A coach might not like this line when they didn’t have the puck for defensive responsibility, but again, it’s tough not to have these guys here. Jagr won the Art Ross Trophy in 2000 and 2001, so he only played two seasons with Pittsburgh in the 21st century, but in both of them he was the best forward in the game and still at his peak.
Lemieux was fading in the twilight of his career, but he’s still Mario Lemieux with vision unlike any other. Add those two all-time greats with Evgeni Malkin and you’ve got one heck of a line.
Martin Straka - Jordan Staal - Alex Kovalev
Jordan Staal was always buried in a defensive role with checking caliber wingers, but that’s not the case here. Straka and Kovalev were two-thirds of a line (with Robert Lang) that saw all three place in the top-20 of league scoring in 2000-01 — Straka and Kovalev finished tied-for-fourth. And that was the Pens’ SECOND line that year.
Straka was total speed and great finishing, Kovalev was one of the most purely talented players to ever pick up a hockey stick. Add them with the all-around ability that Staal showed in Pittsburgh and you have one heck of a well-balanced line.
Ryan Malone - Max Talbot - Patric Hornqvist
Could have made a bit more of a skilled fourth line (Lang, Phil Kessel, Aleksey Morozov, Jan Hrdina and Jake Guentzel all available and considered) but I’m going to add energy, effort and heart-and-soul type players to round out my team. Malone developed into an impact player that helped turn the Pens around, and Talbot and Hornqvist have game winning goals in Stanley Cup Final clinching games, and that’s the type of element you need.
They would run through a wall or block a shot with their face if they needed to, and that feels right to be a “4th line” type of mentality on a team full of superstars that doesn’t need more offensive muscle but maybe a different type of tempo and offer another look.
Sergei Gonchar / Kris Letang
It’s all offensive all the time, but there’s no doubt these are the top-two defenders of the 2000’s for the Pens. Both receive(d) Norris votes at times, and both probably get over-scrutinized for defensive miscues but both are tremendous puck movers and minute-eaters that facilitate the offense.
Brooks Orpik / Ryan Whitney
With the passing of time, it’s easier to forget the impact Ryan Whitney had with 150 points (t-21st among all skaters in the 2000’s). Orpik, hilariously, has almost as many points as a Penguin, through sheer games played. A classic defensive defenseman and puck mover here.
Brian Dumoulin / Darius Kasparaitis
Kasparaitis stuck around long enough in the 2000’s to make our team, because of his all around impact.
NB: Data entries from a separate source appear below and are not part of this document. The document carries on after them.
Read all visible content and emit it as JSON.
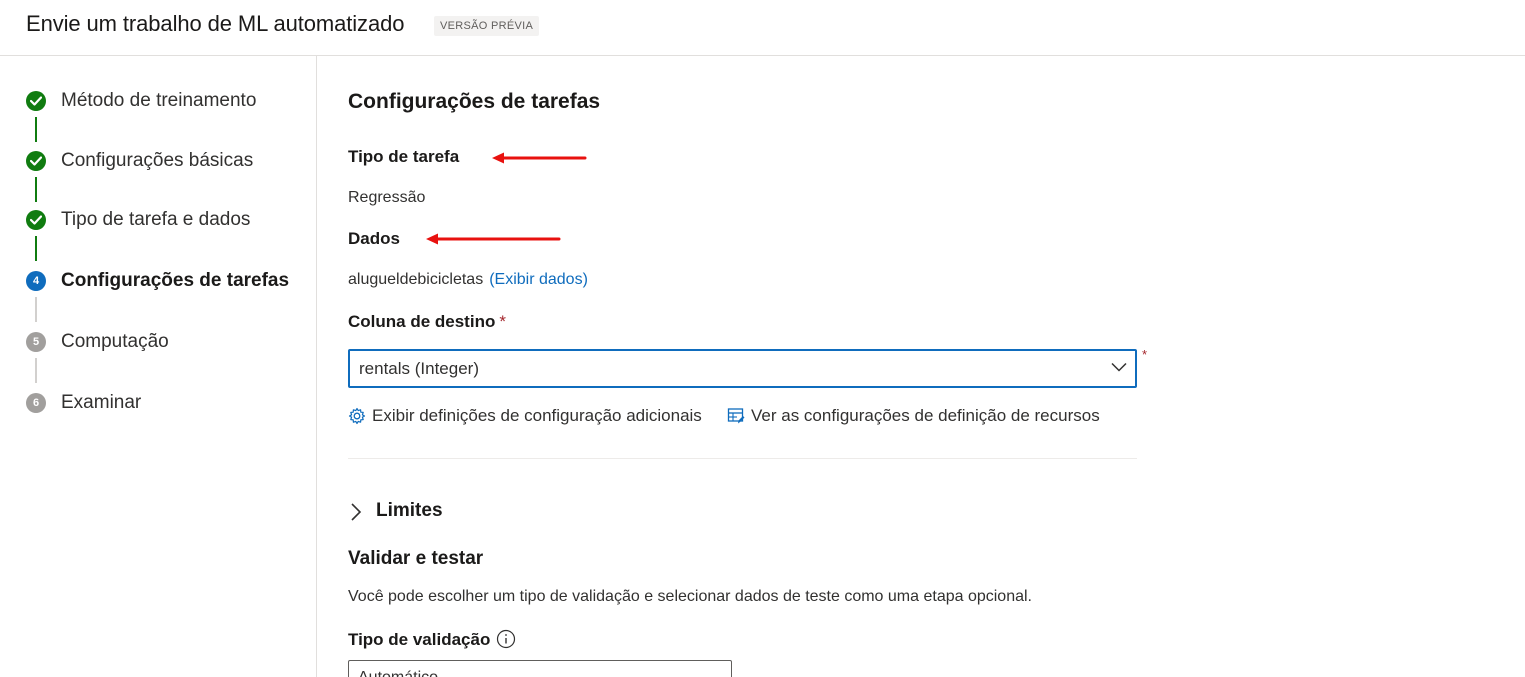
{
  "header": {
    "title": "Envie um trabalho de ML automatizado",
    "badge": "VERSÃO PRÉVIA"
  },
  "steps": [
    {
      "number": "1",
      "label": "Método de treinamento",
      "status": "done"
    },
    {
      "number": "2",
      "label": "Configurações básicas",
      "status": "done"
    },
    {
      "number": "3",
      "label": "Tipo de tarefa e dados",
      "status": "done"
    },
    {
      "number": "4",
      "label": "Configurações de tarefas",
      "status": "current"
    },
    {
      "number": "5",
      "label": "Computação",
      "status": "todo"
    },
    {
      "number": "6",
      "label": "Examinar",
      "status": "todo"
    }
  ],
  "main": {
    "section_title": "Configurações de tarefas",
    "task_type_label": "Tipo de tarefa",
    "task_type_value": "Regressão",
    "data_label": "Dados",
    "data_value": "alugueldebicicletas",
    "data_link": "(Exibir dados)",
    "target_label": "Coluna de destino",
    "required_marker": "*",
    "target_value": "rentals (Integer)",
    "action_additional": "Exibir definições de configuração adicionais",
    "action_features": "Ver as configurações de definição de recursos",
    "limits_label": "Limites",
    "validate_title": "Validar e testar",
    "validate_desc": "Você pode escolher um tipo de validação e selecionar dados de teste como uma etapa opcional.",
    "validation_type_label": "Tipo de validação",
    "validation_type_value": "Automático"
  },
  "colors": {
    "done": "#107c10",
    "current": "#0f6cbd",
    "todo": "#a19f9d",
    "annotation_arrow": "#e8110f"
  }
}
He was miscast as a first pair guy, but the Pens didn’t have much else to work with and he could at least be passable in that role. But he thrived of course when he didn’t have puck and making life hell for the forwards skating in against him. We’ll team him here with the super-smooth Dumoulin and make for a tremendous shut-down pair.
Marc-Andre Fleury / Matt Murray
In a few more years, this may end up being the tandem for the team’s all-time history and not just this century (apologies Tom Barrasso).
So this will be a natural point to build differing teams, no right or wrong answer but let us know who makes your Pens team of the 2000’s.